▶ [ABOUT THIS EXERCISE]: Images are to be excluded from the copy, and the records below reproduced word for word.

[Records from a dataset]

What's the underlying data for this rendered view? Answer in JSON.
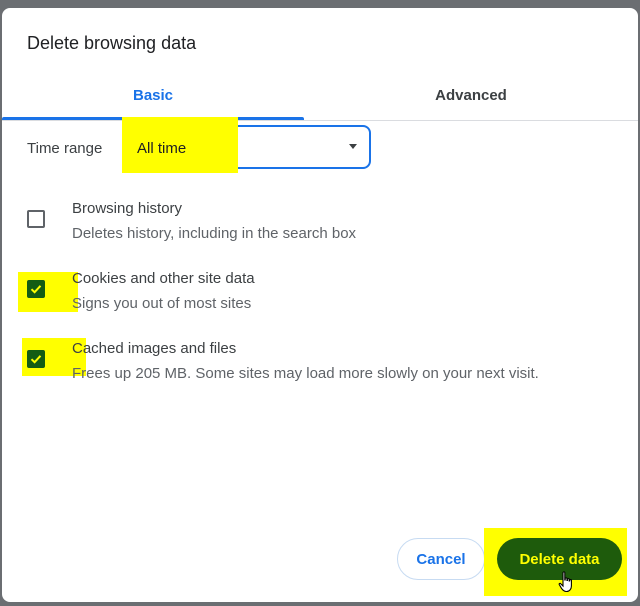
{
  "dialog": {
    "title": "Delete browsing data"
  },
  "tabs": [
    {
      "label": "Basic",
      "active": true
    },
    {
      "label": "Advanced",
      "active": false
    }
  ],
  "time_range": {
    "label": "Time range",
    "value": "All time"
  },
  "items": [
    {
      "title": "Browsing history",
      "subtitle": "Deletes history, including in the search box",
      "checked": false
    },
    {
      "title": "Cookies and other site data",
      "subtitle": "Signs you out of most sites",
      "checked": true
    },
    {
      "title": "Cached images and files",
      "subtitle": "Frees up 205 MB. Some sites may load more slowly on your next visit.",
      "checked": true
    }
  ],
  "footer": {
    "cancel_label": "Cancel",
    "delete_label": "Delete data"
  },
  "colors": {
    "accent": "#1a73e8",
    "checkbox_checked": "#145c14",
    "delete_button": "#1e5b0c",
    "highlight": "#ffff00"
  },
  "icons": {
    "dropdown": "caret-down-icon",
    "check": "check-icon",
    "cursor": "hand-pointer-icon"
  }
}
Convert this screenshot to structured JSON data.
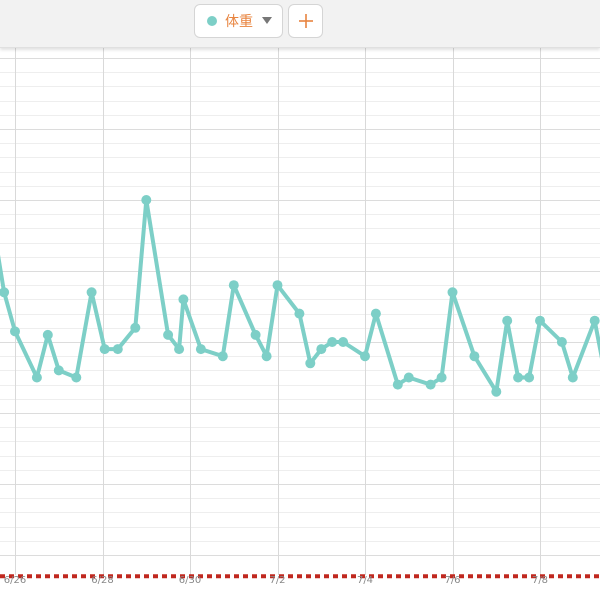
{
  "toolbar": {
    "series_label": "体重",
    "series_color": "#7dcfc7",
    "label_color": "#e8843f",
    "add_label": "+"
  },
  "chart_data": {
    "type": "line",
    "x_tick_labels": [
      "6/26",
      "6/28",
      "6/30",
      "7/2",
      "7/4",
      "7/6",
      "7/8"
    ],
    "series": [
      {
        "name": "体重",
        "color": "#7dcfc7",
        "x": [
          25.5,
          25.75,
          26.0,
          26.5,
          26.75,
          27.0,
          27.4,
          27.75,
          28.05,
          28.35,
          28.75,
          29.0,
          29.5,
          29.75,
          29.85,
          30.25,
          30.75,
          31.0,
          31.5,
          31.75,
          32.0,
          32.5,
          32.75,
          33.0,
          33.25,
          33.5,
          34.0,
          34.25,
          34.75,
          35.0,
          35.5,
          35.75,
          36.0,
          36.5,
          37.0,
          37.25,
          37.5,
          37.75,
          38.0,
          38.5,
          38.75,
          39.25,
          39.5
        ],
        "values": [
          58.8,
          57.85,
          57.3,
          56.65,
          57.25,
          56.75,
          56.65,
          57.85,
          57.05,
          57.05,
          57.35,
          59.15,
          57.25,
          57.05,
          57.75,
          57.05,
          56.95,
          57.95,
          57.25,
          56.95,
          57.95,
          57.55,
          56.85,
          57.05,
          57.15,
          57.15,
          56.95,
          57.55,
          56.55,
          56.65,
          56.55,
          56.65,
          57.85,
          56.95,
          56.45,
          57.45,
          56.65,
          56.65,
          57.45,
          57.15,
          56.65,
          57.45,
          56.65
        ]
      },
      {
        "name": "",
        "color": "#c0281f",
        "x": [
          25.5,
          39.5
        ],
        "values": [
          53.85,
          53.85
        ]
      }
    ],
    "xlim": [
      25.5,
      39.6
    ],
    "ylim": [
      53.8,
      60.5
    ],
    "grid": true
  }
}
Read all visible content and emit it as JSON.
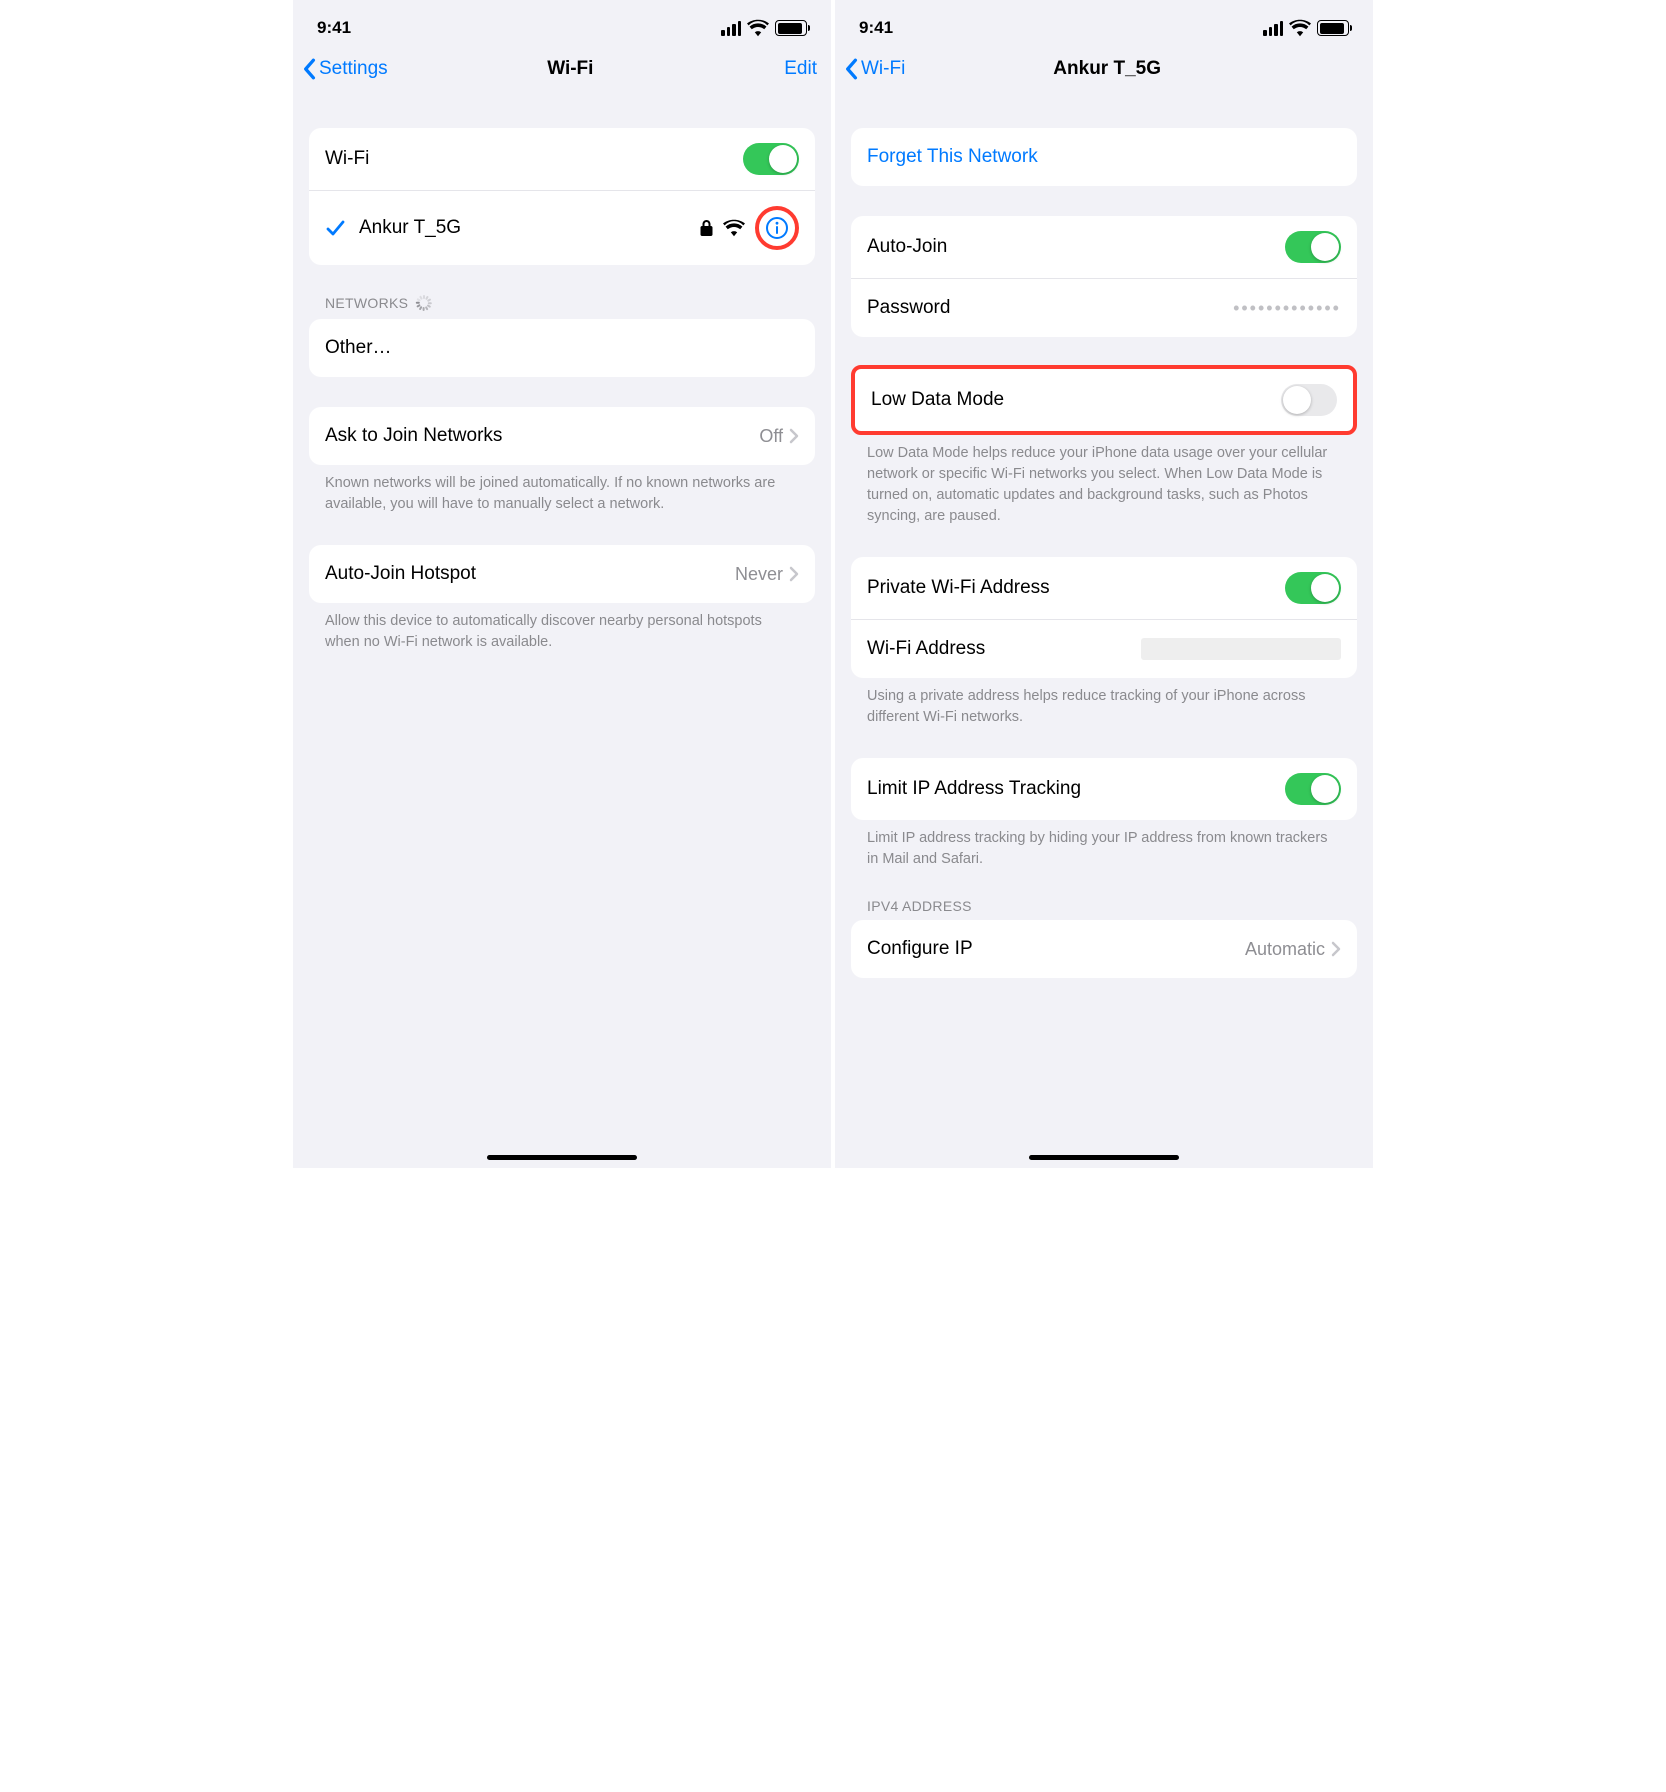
{
  "status": {
    "time": "9:41"
  },
  "left": {
    "back_label": "Settings",
    "title": "Wi-Fi",
    "edit_label": "Edit",
    "wifi_label": "Wi-Fi",
    "network_name": "Ankur T_5G",
    "networks_header": "NETWORKS",
    "other_label": "Other…",
    "ask_label": "Ask to Join Networks",
    "ask_value": "Off",
    "ask_footer": "Known networks will be joined automatically. If no known networks are available, you will have to manually select a network.",
    "hotspot_label": "Auto-Join Hotspot",
    "hotspot_value": "Never",
    "hotspot_footer": "Allow this device to automatically discover nearby personal hotspots when no Wi-Fi network is available."
  },
  "right": {
    "back_label": "Wi-Fi",
    "title": "Ankur T_5G",
    "forget_label": "Forget This Network",
    "autojoin_label": "Auto-Join",
    "password_label": "Password",
    "password_value": "•••••••••••••",
    "ldm_label": "Low Data Mode",
    "ldm_footer": "Low Data Mode helps reduce your iPhone data usage over your cellular network or specific Wi-Fi networks you select. When Low Data Mode is turned on, automatic updates and background tasks, such as Photos syncing, are paused.",
    "private_label": "Private Wi-Fi Address",
    "wifiaddr_label": "Wi-Fi Address",
    "private_footer": "Using a private address helps reduce tracking of your iPhone across different Wi-Fi networks.",
    "limitip_label": "Limit IP Address Tracking",
    "limitip_footer": "Limit IP address tracking by hiding your IP address from known trackers in Mail and Safari.",
    "ipv4_header": "IPV4 ADDRESS",
    "configip_label": "Configure IP",
    "configip_value": "Automatic"
  }
}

▶ [OUTPUT FOR THIS TASK]:
What's the underlying data for this rendered view? Answer in JSON.
{
  "dialog": {
    "title": "Delete browsing data"
  },
  "tabs": [
    {
      "label": "Basic",
      "active": true
    },
    {
      "label": "Advanced",
      "active": false
    }
  ],
  "time_range": {
    "label": "Time range",
    "value": "All time"
  },
  "items": [
    {
      "title": "Browsing history",
      "subtitle": "Deletes history, including in the search box",
      "checked": false
    },
    {
      "title": "Cookies and other site data",
      "subtitle": "Signs you out of most sites",
      "checked": true
    },
    {
      "title": "Cached images and files",
      "subtitle": "Frees up 205 MB. Some sites may load more slowly on your next visit.",
      "checked": true
    }
  ],
  "footer": {
    "cancel_label": "Cancel",
    "delete_label": "Delete data"
  },
  "colors": {
    "accent": "#1a73e8",
    "checkbox_checked": "#145c14",
    "delete_button": "#1e5b0c",
    "highlight": "#ffff00"
  },
  "icons": {
    "dropdown": "caret-down-icon",
    "check": "check-icon",
    "cursor": "hand-pointer-icon"
  }
}
Convert this screenshot to structured JSON data.
{
  "toolbar": {
    "series_label": "体重",
    "series_color": "#7dcfc7",
    "label_color": "#e8843f",
    "add_label": "+"
  },
  "chart_data": {
    "type": "line",
    "x_tick_labels": [
      "6/26",
      "6/28",
      "6/30",
      "7/2",
      "7/4",
      "7/6",
      "7/8"
    ],
    "series": [
      {
        "name": "体重",
        "color": "#7dcfc7",
        "x": [
          25.5,
          25.75,
          26.0,
          26.5,
          26.75,
          27.0,
          27.4,
          27.75,
          28.05,
          28.35,
          28.75,
          29.0,
          29.5,
          29.75,
          29.85,
          30.25,
          30.75,
          31.0,
          31.5,
          31.75,
          32.0,
          32.5,
          32.75,
          33.0,
          33.25,
          33.5,
          34.0,
          34.25,
          34.75,
          35.0,
          35.5,
          35.75,
          36.0,
          36.5,
          37.0,
          37.25,
          37.5,
          37.75,
          38.0,
          38.5,
          38.75,
          39.25,
          39.5
        ],
        "values": [
          58.8,
          57.85,
          57.3,
          56.65,
          57.25,
          56.75,
          56.65,
          57.85,
          57.05,
          57.05,
          57.35,
          59.15,
          57.25,
          57.05,
          57.75,
          57.05,
          56.95,
          57.95,
          57.25,
          56.95,
          57.95,
          57.55,
          56.85,
          57.05,
          57.15,
          57.15,
          56.95,
          57.55,
          56.55,
          56.65,
          56.55,
          56.65,
          57.85,
          56.95,
          56.45,
          57.45,
          56.65,
          56.65,
          57.45,
          57.15,
          56.65,
          57.45,
          56.65
        ]
      },
      {
        "name": "",
        "color": "#c0281f",
        "x": [
          25.5,
          39.5
        ],
        "values": [
          53.85,
          53.85
        ]
      }
    ],
    "xlim": [
      25.5,
      39.6
    ],
    "ylim": [
      53.8,
      60.5
    ],
    "grid": true
  }
}
Read all visible content and emit it as JSON.
{
  "status": {
    "time": "9:41"
  },
  "left": {
    "back_label": "Settings",
    "title": "Wi-Fi",
    "edit_label": "Edit",
    "wifi_label": "Wi-Fi",
    "network_name": "Ankur T_5G",
    "networks_header": "NETWORKS",
    "other_label": "Other…",
    "ask_label": "Ask to Join Networks",
    "ask_value": "Off",
    "ask_footer": "Known networks will be joined automatically. If no known networks are available, you will have to manually select a network.",
    "hotspot_label": "Auto-Join Hotspot",
    "hotspot_value": "Never",
    "hotspot_footer": "Allow this device to automatically discover nearby personal hotspots when no Wi-Fi network is available."
  },
  "right": {
    "back_label": "Wi-Fi",
    "title": "Ankur T_5G",
    "forget_label": "Forget This Network",
    "autojoin_label": "Auto-Join",
    "password_label": "Password",
    "password_value": "•••••••••••••",
    "ldm_label": "Low Data Mode",
    "ldm_footer": "Low Data Mode helps reduce your iPhone data usage over your cellular network or specific Wi-Fi networks you select. When Low Data Mode is turned on, automatic updates and background tasks, such as Photos syncing, are paused.",
    "private_label": "Private Wi-Fi Address",
    "wifiaddr_label": "Wi-Fi Address",
    "private_footer": "Using a private address helps reduce tracking of your iPhone across different Wi-Fi networks.",
    "limitip_label": "Limit IP Address Tracking",
    "limitip_footer": "Limit IP address tracking by hiding your IP address from known trackers in Mail and Safari.",
    "ipv4_header": "IPV4 ADDRESS",
    "configip_label": "Configure IP",
    "configip_value": "Automatic"
  }
}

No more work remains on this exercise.